What’s it like working as a Marine Insurer?
Working in the oldest form of insurance, a career as a Marine Insurer is a career steeped in history. Traditionally encompassing the insurance of ships or their cargo against specified causes of loss or damage that might be encountered at sea, Marine Insurance now also covers the transit of cargo over land at each end of the voyage. The term ‘vessel’ has now also been extended to include ships under construction or repair and drilling rigs.
Marine Insurers take decisions on whether applications for insurance cover, known as risks, should be accepted, and if so, what the terms and conditions of that cover will be. Understanding the risks associated with cargo transit is vital to the efficient running of all the shipping business, and Marine Insurers provide an expert service on protection and insurance arrangements that the industry could ill-afford to be without.
What kind of work can I do?
Marine Insurers cover four main strands centering around the loss and damage of ship cargoes, terminals, ships and their property, namely Marine Hull Insurance, Marine Liability Insurance, Marine Cargo Insurance, and Offshore/Energy. To be able to make informed decisions on which cover to insure, Marine Insurers will examine documents to determine the degree of risk of the application. Risk factors can include the condition and value of the asset, and the financial standing of the applicant. From this information, the Marine Insurer will evaluate the possibility of losses.

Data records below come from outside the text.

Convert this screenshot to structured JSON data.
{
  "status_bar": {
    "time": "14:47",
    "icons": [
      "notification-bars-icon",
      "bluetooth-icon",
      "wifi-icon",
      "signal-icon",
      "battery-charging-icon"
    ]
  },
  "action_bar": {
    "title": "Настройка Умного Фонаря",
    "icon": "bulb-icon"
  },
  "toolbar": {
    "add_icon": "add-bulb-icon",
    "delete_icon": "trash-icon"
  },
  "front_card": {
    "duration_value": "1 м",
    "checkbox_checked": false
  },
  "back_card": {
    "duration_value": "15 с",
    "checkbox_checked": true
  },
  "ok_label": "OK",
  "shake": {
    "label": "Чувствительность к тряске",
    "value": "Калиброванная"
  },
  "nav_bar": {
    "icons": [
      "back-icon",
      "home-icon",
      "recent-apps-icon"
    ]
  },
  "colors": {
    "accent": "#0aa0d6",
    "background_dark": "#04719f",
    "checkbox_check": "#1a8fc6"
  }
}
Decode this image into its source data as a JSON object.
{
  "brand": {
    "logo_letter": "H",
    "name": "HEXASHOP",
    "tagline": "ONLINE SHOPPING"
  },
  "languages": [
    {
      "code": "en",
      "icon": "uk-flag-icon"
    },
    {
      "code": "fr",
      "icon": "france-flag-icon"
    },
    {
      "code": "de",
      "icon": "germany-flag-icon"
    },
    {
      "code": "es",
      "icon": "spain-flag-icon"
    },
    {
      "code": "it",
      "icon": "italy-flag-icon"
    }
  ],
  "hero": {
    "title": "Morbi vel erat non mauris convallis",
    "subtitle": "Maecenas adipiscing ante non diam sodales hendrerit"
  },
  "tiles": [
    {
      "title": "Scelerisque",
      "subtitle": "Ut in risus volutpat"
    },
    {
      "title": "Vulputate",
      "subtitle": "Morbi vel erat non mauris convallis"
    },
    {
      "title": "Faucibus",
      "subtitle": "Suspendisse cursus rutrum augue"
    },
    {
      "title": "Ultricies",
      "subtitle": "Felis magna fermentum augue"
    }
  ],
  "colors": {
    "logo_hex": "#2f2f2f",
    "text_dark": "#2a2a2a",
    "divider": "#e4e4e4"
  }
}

The Marine Insurer will also need to assess the likelihood of a claim from reviewing detailed information on the potential policyholder. Post acceptance, Marine Insurers will work directly with clients to periodically review insurance applications to rate risks to determine continued coverage and pricing. They will also need to be well versed in current affairs to protect themselves against adverse conditions in the market.
Where can I work?
Marine Insurers are most often found in commercial direct insurance companies, the most famous of which are the Lloyd’s Syndicates. There are also positions to be found at protection & indemnity clubs, loss adjusting firms, reinsurance companies, and some shipping companies.
Insurance is a large expense for ship owners and they will ‘shop around’ for the most comprehensive cover at the most cost effective price. In that respect, there is also demand for experienced Marine Insurers as advisers on insurance matters, and they can often provide solutions to a range of problems, such as war and strikes risks, stock throughput, terrorism and political exposures, trade disruption, and marine business interruption.
Marine Insurers provide cover for the perils that the shipping industry faces every day, and allow continued trading should disaster strike.
How big is this sector?
Marine Insurers are a core part of the marine insurance market, and bring expertise and experience to the sector. However, insurers face stiff competition from other service providers, as well as from the internet. When assessing and accepting risks, there is a fine line between being too conservative – which may push business away – and too liberal – where the insurance company could be crippled by excessive claims pay-out.